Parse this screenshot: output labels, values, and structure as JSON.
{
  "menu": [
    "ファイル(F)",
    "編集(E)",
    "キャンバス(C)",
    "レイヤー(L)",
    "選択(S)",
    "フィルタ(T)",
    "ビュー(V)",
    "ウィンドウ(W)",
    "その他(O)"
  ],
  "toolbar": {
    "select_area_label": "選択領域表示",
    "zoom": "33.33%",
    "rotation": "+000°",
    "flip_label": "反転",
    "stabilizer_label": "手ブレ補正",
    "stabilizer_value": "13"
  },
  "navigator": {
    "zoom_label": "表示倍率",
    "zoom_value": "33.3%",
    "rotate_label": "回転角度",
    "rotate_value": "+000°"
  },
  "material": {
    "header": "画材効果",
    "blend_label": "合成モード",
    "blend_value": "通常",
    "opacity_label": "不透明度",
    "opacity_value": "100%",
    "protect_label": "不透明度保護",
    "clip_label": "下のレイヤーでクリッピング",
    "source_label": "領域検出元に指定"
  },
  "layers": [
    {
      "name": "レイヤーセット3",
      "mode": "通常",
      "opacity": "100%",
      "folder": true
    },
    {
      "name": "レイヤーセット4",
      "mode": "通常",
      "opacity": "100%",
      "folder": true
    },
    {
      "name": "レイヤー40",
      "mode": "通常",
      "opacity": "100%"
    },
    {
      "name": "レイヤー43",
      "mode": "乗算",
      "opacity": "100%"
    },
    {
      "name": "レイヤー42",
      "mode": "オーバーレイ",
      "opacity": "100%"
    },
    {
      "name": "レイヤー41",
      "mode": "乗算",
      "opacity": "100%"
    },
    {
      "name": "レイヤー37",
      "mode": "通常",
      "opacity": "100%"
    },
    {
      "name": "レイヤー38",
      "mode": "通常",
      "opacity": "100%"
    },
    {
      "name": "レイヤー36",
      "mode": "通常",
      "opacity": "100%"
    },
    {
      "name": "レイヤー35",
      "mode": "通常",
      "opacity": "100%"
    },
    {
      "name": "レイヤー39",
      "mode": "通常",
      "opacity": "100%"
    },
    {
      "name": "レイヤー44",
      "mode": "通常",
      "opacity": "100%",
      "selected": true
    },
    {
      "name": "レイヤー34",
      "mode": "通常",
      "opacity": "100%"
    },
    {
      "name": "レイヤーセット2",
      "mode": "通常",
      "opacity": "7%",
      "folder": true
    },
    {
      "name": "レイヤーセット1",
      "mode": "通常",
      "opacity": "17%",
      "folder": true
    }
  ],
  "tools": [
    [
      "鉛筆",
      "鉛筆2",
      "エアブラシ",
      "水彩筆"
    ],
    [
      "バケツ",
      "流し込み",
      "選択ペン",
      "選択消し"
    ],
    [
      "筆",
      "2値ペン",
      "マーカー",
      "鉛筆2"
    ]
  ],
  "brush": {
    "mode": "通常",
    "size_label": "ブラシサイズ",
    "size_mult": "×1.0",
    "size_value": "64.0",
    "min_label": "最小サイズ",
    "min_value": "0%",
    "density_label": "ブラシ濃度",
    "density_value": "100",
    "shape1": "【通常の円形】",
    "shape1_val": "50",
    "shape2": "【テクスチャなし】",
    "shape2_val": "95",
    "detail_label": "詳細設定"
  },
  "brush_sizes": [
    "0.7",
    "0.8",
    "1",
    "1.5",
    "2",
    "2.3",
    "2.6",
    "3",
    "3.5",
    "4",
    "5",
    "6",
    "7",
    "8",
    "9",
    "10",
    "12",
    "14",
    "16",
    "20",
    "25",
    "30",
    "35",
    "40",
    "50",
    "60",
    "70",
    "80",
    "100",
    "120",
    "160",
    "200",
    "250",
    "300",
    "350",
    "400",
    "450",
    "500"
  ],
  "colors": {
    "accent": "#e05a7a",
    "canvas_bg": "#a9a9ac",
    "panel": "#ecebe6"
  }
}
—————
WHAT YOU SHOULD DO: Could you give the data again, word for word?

EXERCISE RESULT:
Parse this screenshot: output labels, values, and structure as JSON.
{
  "menu": [
    "ファイル(F)",
    "編集(E)",
    "キャンバス(C)",
    "レイヤー(L)",
    "選択(S)",
    "フィルタ(T)",
    "ビュー(V)",
    "ウィンドウ(W)",
    "その他(O)"
  ],
  "toolbar": {
    "select_area_label": "選択領域表示",
    "zoom": "33.33%",
    "rotation": "+000°",
    "flip_label": "反転",
    "stabilizer_label": "手ブレ補正",
    "stabilizer_value": "13"
  },
  "navigator": {
    "zoom_label": "表示倍率",
    "zoom_value": "33.3%",
    "rotate_label": "回転角度",
    "rotate_value": "+000°"
  },
  "material": {
    "header": "画材効果",
    "blend_label": "合成モード",
    "blend_value": "通常",
    "opacity_label": "不透明度",
    "opacity_value": "100%",
    "protect_label": "不透明度保護",
    "clip_label": "下のレイヤーでクリッピング",
    "source_label": "領域検出元に指定"
  },
  "layers": [
    {
      "name": "レイヤーセット3",
      "mode": "通常",
      "opacity": "100%",
      "folder": true
    },
    {
      "name": "レイヤーセット4",
      "mode": "通常",
      "opacity": "100%",
      "folder": true
    },
    {
      "name": "レイヤー40",
      "mode": "通常",
      "opacity": "100%"
    },
    {
      "name": "レイヤー43",
      "mode": "乗算",
      "opacity": "100%"
    },
    {
      "name": "レイヤー42",
      "mode": "オーバーレイ",
      "opacity": "100%"
    },
    {
      "name": "レイヤー41",
      "mode": "乗算",
      "opacity": "100%"
    },
    {
      "name": "レイヤー37",
      "mode": "通常",
      "opacity": "100%"
    },
    {
      "name": "レイヤー38",
      "mode": "通常",
      "opacity": "100%"
    },
    {
      "name": "レイヤー36",
      "mode": "通常",
      "opacity": "100%"
    },
    {
      "name": "レイヤー35",
      "mode": "通常",
      "opacity": "100%"
    },
    {
      "name": "レイヤー39",
      "mode": "通常",
      "opacity": "100%"
    },
    {
      "name": "レイヤー44",
      "mode": "通常",
      "opacity": "100%",
      "selected": true
    },
    {
      "name": "レイヤー34",
      "mode": "通常",
      "opacity": "100%"
    },
    {
      "name": "レイヤーセット2",
      "mode": "通常",
      "opacity": "7%",
      "folder": true
    },
    {
      "name": "レイヤーセット1",
      "mode": "通常",
      "opacity": "17%",
      "folder": true
    }
  ],
  "tools": [
    [
      "鉛筆",
      "鉛筆2",
      "エアブラシ",
      "水彩筆"
    ],
    [
      "バケツ",
      "流し込み",
      "選択ペン",
      "選択消し"
    ],
    [
      "筆",
      "2値ペン",
      "マーカー",
      "鉛筆2"
    ]
  ],
  "brush": {
    "mode": "通常",
    "size_label": "ブラシサイズ",
    "size_mult": "×1.0",
    "size_value": "64.0",
    "min_label": "最小サイズ",
    "min_value": "0%",
    "density_label": "ブラシ濃度",
    "density_value": "100",
    "shape1": "【通常の円形】",
    "shape1_val": "50",
    "shape2": "【テクスチャなし】",
    "shape2_val": "95",
    "detail_label": "詳細設定"
  },
  "brush_sizes": [
    "0.7",
    "0.8",
    "1",
    "1.5",
    "2",
    "2.3",
    "2.6",
    "3",
    "3.5",
    "4",
    "5",
    "6",
    "7",
    "8",
    "9",
    "10",
    "12",
    "14",
    "16",
    "20",
    "25",
    "30",
    "35",
    "40",
    "50",
    "60",
    "70",
    "80",
    "100",
    "120",
    "160",
    "200",
    "250",
    "300",
    "350",
    "400",
    "450",
    "500"
  ],
  "colors": {
    "accent": "#e05a7a",
    "canvas_bg": "#a9a9ac",
    "panel": "#ecebe6"
  }
}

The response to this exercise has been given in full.